§ **Work item**
Copy out each line containing "content" from the entries below.

(Data records for software interfaces)
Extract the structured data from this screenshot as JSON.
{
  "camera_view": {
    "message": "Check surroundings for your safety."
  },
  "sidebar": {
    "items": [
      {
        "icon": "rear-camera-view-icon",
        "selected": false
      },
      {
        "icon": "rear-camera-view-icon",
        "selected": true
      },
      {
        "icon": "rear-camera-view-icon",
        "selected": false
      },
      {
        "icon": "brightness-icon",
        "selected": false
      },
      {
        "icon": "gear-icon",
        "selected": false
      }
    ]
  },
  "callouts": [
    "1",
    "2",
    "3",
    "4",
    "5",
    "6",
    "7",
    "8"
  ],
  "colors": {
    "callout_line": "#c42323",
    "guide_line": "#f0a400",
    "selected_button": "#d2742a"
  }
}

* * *

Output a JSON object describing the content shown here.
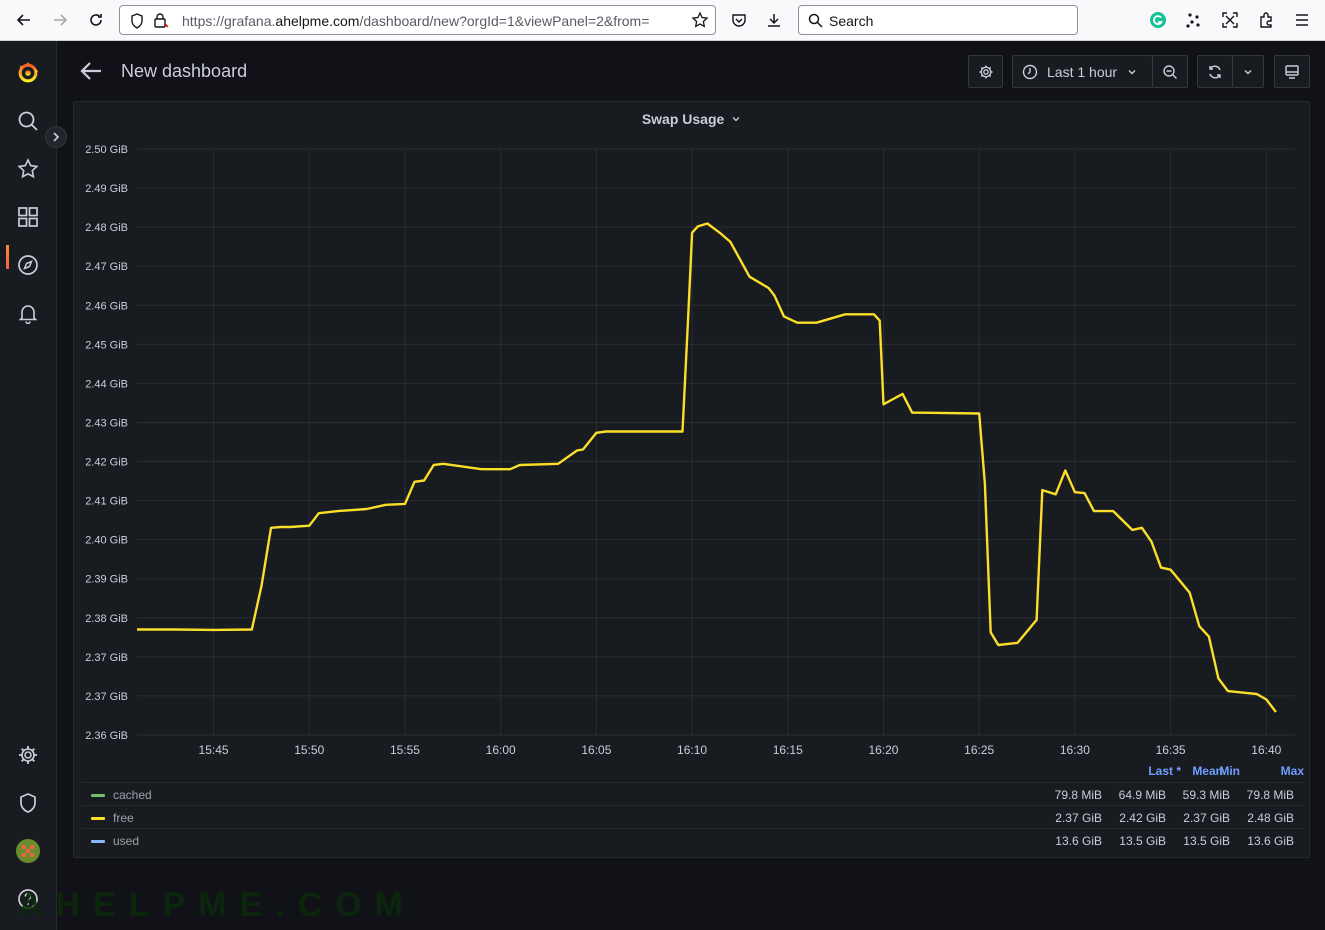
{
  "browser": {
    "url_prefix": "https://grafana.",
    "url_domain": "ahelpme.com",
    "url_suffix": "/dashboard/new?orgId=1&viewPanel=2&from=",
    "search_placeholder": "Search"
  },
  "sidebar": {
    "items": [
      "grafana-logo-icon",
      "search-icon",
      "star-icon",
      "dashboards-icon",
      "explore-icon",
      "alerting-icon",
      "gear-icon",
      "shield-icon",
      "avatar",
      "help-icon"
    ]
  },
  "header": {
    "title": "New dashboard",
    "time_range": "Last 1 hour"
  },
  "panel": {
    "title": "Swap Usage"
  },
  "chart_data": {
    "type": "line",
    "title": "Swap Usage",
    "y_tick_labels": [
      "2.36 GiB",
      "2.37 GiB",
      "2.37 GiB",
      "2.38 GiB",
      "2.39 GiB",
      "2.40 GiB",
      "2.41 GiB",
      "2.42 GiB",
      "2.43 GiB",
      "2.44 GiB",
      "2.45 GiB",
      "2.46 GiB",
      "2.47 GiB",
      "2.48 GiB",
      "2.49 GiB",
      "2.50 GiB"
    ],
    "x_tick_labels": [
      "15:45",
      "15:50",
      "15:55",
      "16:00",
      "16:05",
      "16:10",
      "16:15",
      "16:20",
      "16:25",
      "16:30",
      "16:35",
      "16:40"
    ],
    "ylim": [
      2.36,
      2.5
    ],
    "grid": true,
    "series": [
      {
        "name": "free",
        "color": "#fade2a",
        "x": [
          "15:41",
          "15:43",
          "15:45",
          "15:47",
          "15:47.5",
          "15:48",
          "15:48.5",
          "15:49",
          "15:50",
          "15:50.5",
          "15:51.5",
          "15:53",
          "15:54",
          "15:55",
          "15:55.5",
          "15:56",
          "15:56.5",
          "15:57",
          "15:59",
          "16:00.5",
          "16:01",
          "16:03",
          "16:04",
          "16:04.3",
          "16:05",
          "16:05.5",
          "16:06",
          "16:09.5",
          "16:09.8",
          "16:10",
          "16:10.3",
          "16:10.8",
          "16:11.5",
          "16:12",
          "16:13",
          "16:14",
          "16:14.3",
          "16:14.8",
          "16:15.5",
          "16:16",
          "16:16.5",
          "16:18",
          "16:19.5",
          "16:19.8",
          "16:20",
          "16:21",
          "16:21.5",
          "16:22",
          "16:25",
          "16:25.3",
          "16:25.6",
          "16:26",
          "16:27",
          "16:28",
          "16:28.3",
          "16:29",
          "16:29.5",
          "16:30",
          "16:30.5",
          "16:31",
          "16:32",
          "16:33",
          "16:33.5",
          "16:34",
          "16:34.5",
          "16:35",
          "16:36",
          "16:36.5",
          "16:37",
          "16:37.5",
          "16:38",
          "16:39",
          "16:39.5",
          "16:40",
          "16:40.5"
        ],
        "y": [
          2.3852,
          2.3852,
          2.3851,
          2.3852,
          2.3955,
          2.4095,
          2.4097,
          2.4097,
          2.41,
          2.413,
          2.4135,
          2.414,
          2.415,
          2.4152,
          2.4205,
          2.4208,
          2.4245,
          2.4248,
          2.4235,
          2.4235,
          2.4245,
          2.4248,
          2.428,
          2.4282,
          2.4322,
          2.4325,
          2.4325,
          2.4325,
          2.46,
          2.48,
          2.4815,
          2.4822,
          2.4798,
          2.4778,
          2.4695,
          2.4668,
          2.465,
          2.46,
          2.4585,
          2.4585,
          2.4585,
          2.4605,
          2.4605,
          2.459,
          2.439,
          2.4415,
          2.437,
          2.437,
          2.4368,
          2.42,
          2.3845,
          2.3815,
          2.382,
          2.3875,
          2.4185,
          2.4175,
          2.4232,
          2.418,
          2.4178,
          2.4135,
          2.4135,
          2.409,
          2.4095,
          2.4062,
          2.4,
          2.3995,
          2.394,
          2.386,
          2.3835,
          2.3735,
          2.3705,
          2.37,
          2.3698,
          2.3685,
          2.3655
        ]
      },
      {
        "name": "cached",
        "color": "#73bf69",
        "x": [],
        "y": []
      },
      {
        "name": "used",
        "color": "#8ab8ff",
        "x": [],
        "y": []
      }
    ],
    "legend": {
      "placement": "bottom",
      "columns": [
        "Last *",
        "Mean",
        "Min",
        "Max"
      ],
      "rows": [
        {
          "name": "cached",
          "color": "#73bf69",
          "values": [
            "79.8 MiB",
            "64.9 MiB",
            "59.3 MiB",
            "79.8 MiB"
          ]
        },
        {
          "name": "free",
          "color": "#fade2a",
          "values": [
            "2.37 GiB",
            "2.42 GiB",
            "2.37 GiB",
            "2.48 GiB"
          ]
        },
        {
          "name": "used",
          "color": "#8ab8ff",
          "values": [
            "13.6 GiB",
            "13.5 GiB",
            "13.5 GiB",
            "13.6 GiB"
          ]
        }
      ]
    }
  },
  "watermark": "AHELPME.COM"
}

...

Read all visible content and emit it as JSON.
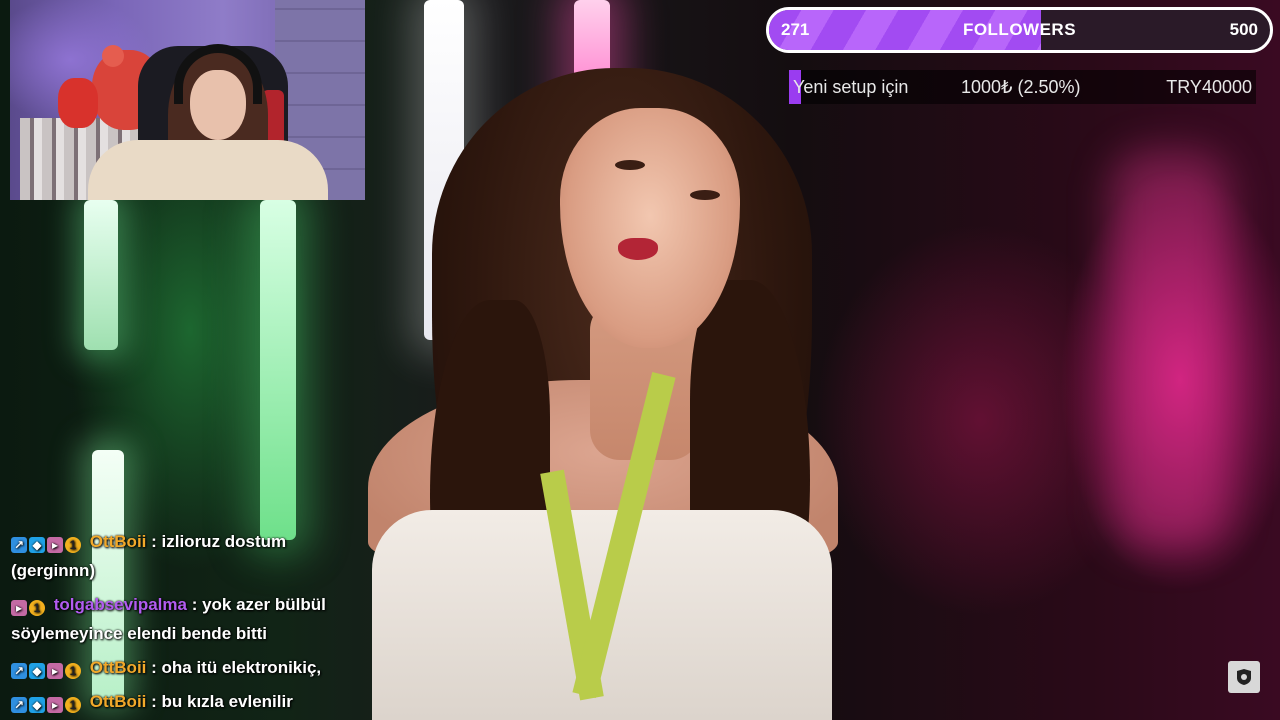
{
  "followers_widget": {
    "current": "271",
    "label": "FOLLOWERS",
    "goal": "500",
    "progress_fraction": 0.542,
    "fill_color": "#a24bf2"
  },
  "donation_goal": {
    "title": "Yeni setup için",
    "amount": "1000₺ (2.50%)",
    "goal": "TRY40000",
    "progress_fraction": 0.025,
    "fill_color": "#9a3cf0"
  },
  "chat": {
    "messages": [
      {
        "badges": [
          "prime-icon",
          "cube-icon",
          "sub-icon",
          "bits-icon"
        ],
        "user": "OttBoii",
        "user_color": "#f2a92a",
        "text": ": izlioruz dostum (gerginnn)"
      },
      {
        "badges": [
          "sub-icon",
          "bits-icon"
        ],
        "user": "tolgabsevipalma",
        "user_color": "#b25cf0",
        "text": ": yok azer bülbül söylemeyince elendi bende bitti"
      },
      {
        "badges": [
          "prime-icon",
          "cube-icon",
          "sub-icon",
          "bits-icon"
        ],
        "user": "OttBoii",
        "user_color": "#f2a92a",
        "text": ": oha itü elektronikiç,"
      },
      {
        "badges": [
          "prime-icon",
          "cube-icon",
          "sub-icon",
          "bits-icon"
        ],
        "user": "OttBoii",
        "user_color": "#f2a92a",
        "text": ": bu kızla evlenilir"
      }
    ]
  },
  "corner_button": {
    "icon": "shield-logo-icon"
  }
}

§ **Answer to this problem**
Output a JSON object describing the content shown here.
Read all visible content and emit it as JSON.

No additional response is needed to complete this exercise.